Daisy the Clown at the World Clown Association convention. (Catherine Welch/Here & Now)
Daisy the Clown at the World Clown Association convention. (Catherine Welch/Here & Now)

Though attendees walk the halls in makeup and really big shoes with propellers on them, the World Clown Association convention in Orlando, Florida isn’t much different than most conventions. Conference sessions teaching industry tricks and vendors selling gadgets — think rubber chickens and jumbo scissors — line the showroom floor.

Like other performers during the pandemic, clowns had to either hunker down or pivot to survive. And now that birthday parties and corporate events are back, so are the clowns.

Debra Miller has been a clown for 42 years and owns a supply company selling merchandise at the convention. Her table is stacked with makeup, hats, rainbow colored suspenders, tutus and big, floppy guns. The pandemic affected not just her business, but also her work as a clown.

“We went from having almost 400 shows maybe down to 20, and those were private parties where people weren’t afraid,” says Miller.

As pandemic restrictions first lifted, she noticed that kids were skittish and afraid to hug. Now, they’re happy again.

“People need fun, more,” Miler says. “People just need some happiness, some joy, and clowns bring that out.”

Kynisha Ducre, or Daisy the Clown, specializes in making balloon animals. One small way the pandemic changed clowning for her is the tiny, red pump she pulls out of her bag to blow up a long, blue balloon that she twists into a dog.

“In the pandemic, that’s salvia that will be on the balloon, so you really don’t want to blow them up,” Ducre says.

Ducre performs for just about everyone, from children to sports teams to tech workers. She adapted during the pandemic by moving her shows to YouTube and performed outside the windows of nursing homes.

She’s been a clown for 20 years, and says the pandemic’s impact on clowning was temporary.
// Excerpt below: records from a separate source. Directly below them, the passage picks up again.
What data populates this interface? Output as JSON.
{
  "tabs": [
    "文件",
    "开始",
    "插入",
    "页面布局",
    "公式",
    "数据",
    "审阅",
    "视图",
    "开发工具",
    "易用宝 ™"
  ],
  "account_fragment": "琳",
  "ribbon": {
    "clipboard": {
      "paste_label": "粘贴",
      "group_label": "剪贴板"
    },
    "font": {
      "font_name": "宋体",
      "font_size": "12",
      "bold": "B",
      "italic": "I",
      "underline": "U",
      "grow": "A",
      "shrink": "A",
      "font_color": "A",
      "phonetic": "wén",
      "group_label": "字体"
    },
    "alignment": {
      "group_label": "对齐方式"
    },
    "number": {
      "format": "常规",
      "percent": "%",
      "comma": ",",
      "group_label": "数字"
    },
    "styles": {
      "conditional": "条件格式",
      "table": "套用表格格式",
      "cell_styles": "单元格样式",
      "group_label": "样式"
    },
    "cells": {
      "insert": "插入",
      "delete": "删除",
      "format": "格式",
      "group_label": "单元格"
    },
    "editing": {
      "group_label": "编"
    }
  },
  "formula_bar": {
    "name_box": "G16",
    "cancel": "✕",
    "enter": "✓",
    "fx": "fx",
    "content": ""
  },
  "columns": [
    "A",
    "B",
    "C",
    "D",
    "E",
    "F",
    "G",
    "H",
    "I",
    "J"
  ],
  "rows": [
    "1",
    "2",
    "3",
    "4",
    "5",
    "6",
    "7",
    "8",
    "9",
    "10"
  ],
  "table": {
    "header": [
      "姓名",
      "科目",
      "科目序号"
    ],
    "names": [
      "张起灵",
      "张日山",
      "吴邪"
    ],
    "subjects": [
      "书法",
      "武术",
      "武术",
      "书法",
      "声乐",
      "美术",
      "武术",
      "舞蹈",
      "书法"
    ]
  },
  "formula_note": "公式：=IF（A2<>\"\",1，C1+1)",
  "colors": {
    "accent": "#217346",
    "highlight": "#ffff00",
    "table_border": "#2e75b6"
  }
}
But pop culture is the force that has made permanent changes to her industry.

Scary movies like “It” — featuring the terrifying clown Pennywise, who lives in the sewers — have made kids so scared of clowns that she’s changed how she approaches them.

“You don’t go to the kids quite as close, you have to not make any sudden movements,” says Ducre.

It’s also changed how much clowns cover up their body.

Jackie Newton, aka Sparky Malarkey, says more clowns make sure kids know there’s a person underneath. They’ve ditched the gloves and wear less makeup.

“We’re more lightfaced, you can kind of see our face,” says Newton.

She laughs it off when asked about how Pennywise represents clowns in popular culture.

“Well, this is a newer generation so they love that kind of thing, so I don’t diss it,” Newton says. “But I do tease that Stephen King has made our job a little tough.”

The clowns at this convention know all too well that some people are genuinely creeped out by clowns.

Karl Krohne, or Dreamboat The Clown, dresses like a traditional circus clown with a completely white face, red nose, bright suit and big shoes. He often hears about people’s fear of clowns.

“Almost every person who has told me they’re scared of clowns, when I tell them what I do, has actually never actually met a clown,” says Krohne.

So if you’re afraid of clowns, he suggests that you go meet one.


Catherine Welch produced and edited this interview for broadcast with Ciku Theuri. Welch also adapted it for the web.

This article was originally published on WBUR.org.

Copyright 2023 NPR. To see more, visit https://www.npr.org.